TASK ITEM – Give the line containing "Enumerate this screenshot's" again, exactly, along with all later lines of the entries, through the last one.

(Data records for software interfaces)
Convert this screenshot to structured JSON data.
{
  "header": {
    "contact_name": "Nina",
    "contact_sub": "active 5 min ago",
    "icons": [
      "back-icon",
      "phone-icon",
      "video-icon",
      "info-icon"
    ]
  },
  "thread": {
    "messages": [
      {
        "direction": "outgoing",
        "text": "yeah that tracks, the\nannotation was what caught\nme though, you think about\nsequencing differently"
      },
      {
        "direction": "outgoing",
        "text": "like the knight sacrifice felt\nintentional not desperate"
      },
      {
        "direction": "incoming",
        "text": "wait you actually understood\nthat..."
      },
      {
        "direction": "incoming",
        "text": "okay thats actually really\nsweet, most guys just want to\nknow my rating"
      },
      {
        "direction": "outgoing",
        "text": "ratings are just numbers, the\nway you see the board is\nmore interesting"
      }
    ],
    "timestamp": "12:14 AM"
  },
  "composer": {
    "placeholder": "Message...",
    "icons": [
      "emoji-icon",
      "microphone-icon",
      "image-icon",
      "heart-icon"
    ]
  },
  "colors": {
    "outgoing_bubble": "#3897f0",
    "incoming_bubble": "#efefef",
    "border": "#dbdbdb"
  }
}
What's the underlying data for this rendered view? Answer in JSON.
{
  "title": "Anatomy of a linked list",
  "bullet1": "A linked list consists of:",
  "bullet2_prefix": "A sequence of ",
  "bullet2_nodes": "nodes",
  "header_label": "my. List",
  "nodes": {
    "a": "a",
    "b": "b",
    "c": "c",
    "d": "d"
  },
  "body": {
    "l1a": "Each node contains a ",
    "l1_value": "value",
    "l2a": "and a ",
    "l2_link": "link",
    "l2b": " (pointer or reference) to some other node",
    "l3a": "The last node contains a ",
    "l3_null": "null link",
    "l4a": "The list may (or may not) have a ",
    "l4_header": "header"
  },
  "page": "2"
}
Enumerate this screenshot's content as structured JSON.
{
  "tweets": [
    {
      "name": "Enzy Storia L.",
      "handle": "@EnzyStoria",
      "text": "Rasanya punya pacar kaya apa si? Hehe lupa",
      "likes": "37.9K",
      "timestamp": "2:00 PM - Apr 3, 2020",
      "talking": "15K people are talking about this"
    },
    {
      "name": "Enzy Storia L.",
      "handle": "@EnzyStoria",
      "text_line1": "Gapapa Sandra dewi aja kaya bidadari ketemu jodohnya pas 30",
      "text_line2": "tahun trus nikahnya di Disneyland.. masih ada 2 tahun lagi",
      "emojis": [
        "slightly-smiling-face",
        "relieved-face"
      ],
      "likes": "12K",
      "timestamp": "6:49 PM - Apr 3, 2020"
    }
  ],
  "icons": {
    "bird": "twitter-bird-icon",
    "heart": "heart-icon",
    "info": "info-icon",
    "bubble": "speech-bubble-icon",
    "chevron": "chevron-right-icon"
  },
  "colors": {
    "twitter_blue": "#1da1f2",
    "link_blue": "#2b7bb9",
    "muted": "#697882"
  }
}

ANSWER AREA –
Enumerate this screenshot's content as structured JSON.
{
  "tweets": [
    {
      "name": "Enzy Storia L.",
      "handle": "@EnzyStoria",
      "text": "Rasanya punya pacar kaya apa si? Hehe lupa",
      "likes": "37.9K",
      "timestamp": "2:00 PM - Apr 3, 2020",
      "talking": "15K people are talking about this"
    },
    {
      "name": "Enzy Storia L.",
      "handle": "@EnzyStoria",
      "text_line1": "Gapapa Sandra dewi aja kaya bidadari ketemu jodohnya pas 30",
      "text_line2": "tahun trus nikahnya di Disneyland.. masih ada 2 tahun lagi",
      "emojis": [
        "slightly-smiling-face",
        "relieved-face"
      ],
      "likes": "12K",
      "timestamp": "6:49 PM - Apr 3, 2020"
    }
  ],
  "icons": {
    "bird": "twitter-bird-icon",
    "heart": "heart-icon",
    "info": "info-icon",
    "bubble": "speech-bubble-icon",
    "chevron": "chevron-right-icon"
  },
  "colors": {
    "twitter_blue": "#1da1f2",
    "link_blue": "#2b7bb9",
    "muted": "#697882"
  }
}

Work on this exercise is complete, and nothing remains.